[2] Includes Private, Federal and Schools owned by PAF and other organizations

[3] Pre-investment Study District Jhelum 2012, Directorate of Industries Punjab. Latest available.

[4] Pre-investment Study District Jhelum 2012, Directorate of Industries Punjab. Latest available.

[5] Pre-investment Study District Jhelum 2012, Directorate of Industries Punjab. Latest available.

[6] Campus of Virtual University, Pakistan.

[7] Jinnah Law College

[8] Three Years Rolling Plan 2010-13, Jhelum District (No. of Beds Not available) . Latest available.

[9] Punjab Development Statistics 2018-19

Environment and Biodiversity

Since the economy of the district is mainly agrarian with only a few industries, the main sources of emission in urban settlements in the district include vehicular exhaust, dust emissions, brick kilns, and emissions from solid waste burning, as well as industrial emissions. In general, the air quality is good.

Flora and Fauna

Flora

Tree species of the district include phulai (Acacia modesta), poplar (populas alba), shisham (Dalbergio sissoo), sanatha (Dodonaea viscose), kikar (Acacia nilotica), wild olives (Olea ferruginea), desert teak or roheda (Tecomella undulata) and flame of the forest or dhak/ palas (Butea frondosa).

Other plants include putkandda (Achyrathus aspera), baans (Adhatoda vasica Nees), camel thorn or jawansa (Alhagi maurorum), bhang or marijuana (Cannabis sativa), karir (Capparis deciduas), and desi aak (Calotropis gigantean).

There are a large number and different types of grasses growing in the forests of the district.
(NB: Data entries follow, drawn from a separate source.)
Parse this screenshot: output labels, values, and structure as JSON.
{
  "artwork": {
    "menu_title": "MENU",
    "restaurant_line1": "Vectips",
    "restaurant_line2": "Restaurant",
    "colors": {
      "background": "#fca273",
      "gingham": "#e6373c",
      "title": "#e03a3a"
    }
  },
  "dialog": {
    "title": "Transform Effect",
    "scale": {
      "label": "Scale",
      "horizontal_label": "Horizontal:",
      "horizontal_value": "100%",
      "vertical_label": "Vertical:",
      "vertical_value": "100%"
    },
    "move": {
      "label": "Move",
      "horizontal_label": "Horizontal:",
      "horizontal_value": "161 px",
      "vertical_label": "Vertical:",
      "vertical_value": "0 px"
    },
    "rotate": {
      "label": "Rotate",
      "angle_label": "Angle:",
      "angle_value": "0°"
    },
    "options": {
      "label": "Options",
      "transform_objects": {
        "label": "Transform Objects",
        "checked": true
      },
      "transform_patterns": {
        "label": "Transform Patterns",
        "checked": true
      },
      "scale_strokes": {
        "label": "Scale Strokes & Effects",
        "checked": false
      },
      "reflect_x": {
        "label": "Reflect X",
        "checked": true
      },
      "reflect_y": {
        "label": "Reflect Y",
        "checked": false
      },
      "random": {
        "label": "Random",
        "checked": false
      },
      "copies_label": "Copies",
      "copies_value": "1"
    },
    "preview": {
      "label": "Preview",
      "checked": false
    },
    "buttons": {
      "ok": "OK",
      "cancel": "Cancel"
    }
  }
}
The aquatic vegetation of Rasool Barrage Wildlife Sanctuary includes Carex fedia, Hydrilla verticillata, Nelumbo nucifera, Nymphaea lotus, Phragmites karka, Potamogeton crispus, P. pectinatus, Typha angustata, Vallisneria spiralis, and Zannichellia palustris. The hills of the Salt Range to the northwest support a subtropical semi-evergreen forest dominated by wild olives (Olea ferruginea), phulai (Acacia modesta) and sanatha (Dodonea viscose). The natural vegetation of the plains to the southeast is tropical thorn forest with species such as kikar (Acacia nilotica), karir (Capparis deciduas), jhand (Prosopis cineraria), farash (Tamarix aphylla), ber (Zizyphus mauritiana), jujube (Z. nummularia), aak (Calotropis procera), Eleusine compressa (a type of grass), Panicum antidotale (a type of grass) while sarkanda (Saccharum spp), shisham (Dalbergia sissoo) and babul (Acacia nilotica) have been extensively planted along roads and around agricultural land.

Figure 1.10 Aak Plant

Figure 1.11 Phragmite Karka Grass

Fauna

Mammalian fauna of the district (mostly found in the hills of the region) includes urial, chinkara, wild boar, wolves, foxes, wild cats, hare, and Indian grey mongoose.

The avifauna includes chakor, grey and black Partridge, see-see partridges, black kites, doves, blue tailed bee-eater, painted sand grouse, blossom headed parakeet, Indian courser, small button quail, spotted dove, brahminy starlings, and Asian pied starling. Other special species that migrate to the region annually include little grebe, red capped falcon, and the ruddy drake. Migratory ducks like teal pintail, mallard, and some geese visit during winter as well.

Reptiles include types of turtles, frogs, lizards, and snakes.

Protected Wildlife Areas and Endangered Wildlife

The following areas have been declared as Wildlife Protected Areas in the district:

  • Jalalpur Sharif Wildlife Sanctuary
  • Rakh Kundal Wildlife Sanctuary
  • Part of Rasool Barrage Game Reserve
  • Part of Dil Jabba/ Domeli Game Reserve
  • Lehri/ Mangla Nature Park
  • Tilla Jogian Game Reserve
  • Part of Chumbi Surla Nature Park

These areas provide sanctuary to mammalian species and avifauna associated with the region.